* _Assignment_:
Copy the entries below exactly. Images do not belong in the copy.

(Extracted data entries)
=-=-=-=-=

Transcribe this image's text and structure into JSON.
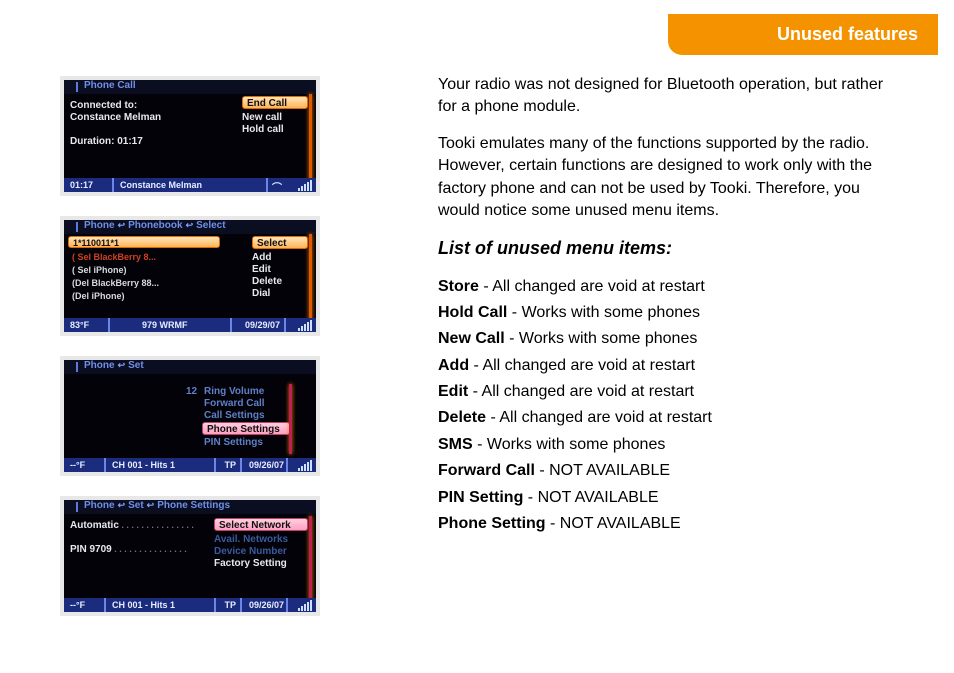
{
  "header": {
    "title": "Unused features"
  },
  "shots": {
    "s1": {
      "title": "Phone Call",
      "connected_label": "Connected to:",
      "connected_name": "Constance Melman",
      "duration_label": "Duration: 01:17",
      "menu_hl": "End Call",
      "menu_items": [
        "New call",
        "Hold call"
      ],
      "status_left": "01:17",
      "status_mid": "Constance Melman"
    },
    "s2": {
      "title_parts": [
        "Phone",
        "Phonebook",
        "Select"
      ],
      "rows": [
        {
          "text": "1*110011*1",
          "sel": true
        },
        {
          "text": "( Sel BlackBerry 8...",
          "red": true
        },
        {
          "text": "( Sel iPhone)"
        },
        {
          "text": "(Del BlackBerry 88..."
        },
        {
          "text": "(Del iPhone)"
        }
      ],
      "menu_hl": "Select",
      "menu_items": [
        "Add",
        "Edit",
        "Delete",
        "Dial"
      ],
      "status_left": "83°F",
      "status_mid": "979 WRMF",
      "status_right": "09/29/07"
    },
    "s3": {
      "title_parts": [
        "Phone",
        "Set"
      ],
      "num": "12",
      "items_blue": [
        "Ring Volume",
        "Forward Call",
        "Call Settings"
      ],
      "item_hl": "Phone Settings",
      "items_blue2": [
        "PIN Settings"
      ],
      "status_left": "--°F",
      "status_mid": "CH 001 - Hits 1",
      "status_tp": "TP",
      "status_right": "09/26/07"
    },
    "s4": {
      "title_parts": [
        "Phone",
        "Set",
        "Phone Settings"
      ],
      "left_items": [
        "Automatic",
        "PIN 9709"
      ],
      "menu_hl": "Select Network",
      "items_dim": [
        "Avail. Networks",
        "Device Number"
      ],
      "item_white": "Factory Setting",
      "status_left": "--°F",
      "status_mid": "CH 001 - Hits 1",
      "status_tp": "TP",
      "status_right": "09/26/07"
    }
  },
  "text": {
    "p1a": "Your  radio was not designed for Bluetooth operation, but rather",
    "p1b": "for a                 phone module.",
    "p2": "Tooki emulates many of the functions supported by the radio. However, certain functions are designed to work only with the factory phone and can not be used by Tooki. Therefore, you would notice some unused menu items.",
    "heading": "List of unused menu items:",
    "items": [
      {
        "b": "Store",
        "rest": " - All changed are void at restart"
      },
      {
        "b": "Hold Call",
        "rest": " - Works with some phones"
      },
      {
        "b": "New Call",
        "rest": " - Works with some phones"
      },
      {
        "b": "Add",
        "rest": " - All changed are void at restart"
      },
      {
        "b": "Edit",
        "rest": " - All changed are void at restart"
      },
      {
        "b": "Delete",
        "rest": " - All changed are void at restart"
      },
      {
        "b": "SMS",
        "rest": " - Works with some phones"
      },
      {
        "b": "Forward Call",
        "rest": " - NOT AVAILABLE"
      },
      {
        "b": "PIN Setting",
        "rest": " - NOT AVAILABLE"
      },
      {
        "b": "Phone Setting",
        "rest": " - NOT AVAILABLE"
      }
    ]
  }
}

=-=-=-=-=

* _Answer for this exercise_:
Transcribe this image's text and structure into JSON.
{
  "header": {
    "title": "Unused features"
  },
  "shots": {
    "s1": {
      "title": "Phone Call",
      "connected_label": "Connected to:",
      "connected_name": "Constance Melman",
      "duration_label": "Duration: 01:17",
      "menu_hl": "End Call",
      "menu_items": [
        "New call",
        "Hold call"
      ],
      "status_left": "01:17",
      "status_mid": "Constance Melman"
    },
    "s2": {
      "title_parts": [
        "Phone",
        "Phonebook",
        "Select"
      ],
      "rows": [
        {
          "text": "1*110011*1",
          "sel": true
        },
        {
          "text": "( Sel BlackBerry 8...",
          "red": true
        },
        {
          "text": "( Sel iPhone)"
        },
        {
          "text": "(Del BlackBerry 88..."
        },
        {
          "text": "(Del iPhone)"
        }
      ],
      "menu_hl": "Select",
      "menu_items": [
        "Add",
        "Edit",
        "Delete",
        "Dial"
      ],
      "status_left": "83°F",
      "status_mid": "979 WRMF",
      "status_right": "09/29/07"
    },
    "s3": {
      "title_parts": [
        "Phone",
        "Set"
      ],
      "num": "12",
      "items_blue": [
        "Ring Volume",
        "Forward Call",
        "Call Settings"
      ],
      "item_hl": "Phone Settings",
      "items_blue2": [
        "PIN Settings"
      ],
      "status_left": "--°F",
      "status_mid": "CH 001 - Hits 1",
      "status_tp": "TP",
      "status_right": "09/26/07"
    },
    "s4": {
      "title_parts": [
        "Phone",
        "Set",
        "Phone Settings"
      ],
      "left_items": [
        "Automatic",
        "PIN 9709"
      ],
      "menu_hl": "Select Network",
      "items_dim": [
        "Avail. Networks",
        "Device Number"
      ],
      "item_white": "Factory Setting",
      "status_left": "--°F",
      "status_mid": "CH 001 - Hits 1",
      "status_tp": "TP",
      "status_right": "09/26/07"
    }
  },
  "text": {
    "p1a": "Your  radio was not designed for Bluetooth operation, but rather",
    "p1b": "for a                 phone module.",
    "p2": "Tooki emulates many of the functions supported by the radio. However, certain functions are designed to work only with the factory phone and can not be used by Tooki. Therefore, you would notice some unused menu items.",
    "heading": "List of unused menu items:",
    "items": [
      {
        "b": "Store",
        "rest": " - All changed are void at restart"
      },
      {
        "b": "Hold Call",
        "rest": " - Works with some phones"
      },
      {
        "b": "New Call",
        "rest": " - Works with some phones"
      },
      {
        "b": "Add",
        "rest": " - All changed are void at restart"
      },
      {
        "b": "Edit",
        "rest": " - All changed are void at restart"
      },
      {
        "b": "Delete",
        "rest": " - All changed are void at restart"
      },
      {
        "b": "SMS",
        "rest": " - Works with some phones"
      },
      {
        "b": "Forward Call",
        "rest": " - NOT AVAILABLE"
      },
      {
        "b": "PIN Setting",
        "rest": " - NOT AVAILABLE"
      },
      {
        "b": "Phone Setting",
        "rest": " - NOT AVAILABLE"
      }
    ]
  }
}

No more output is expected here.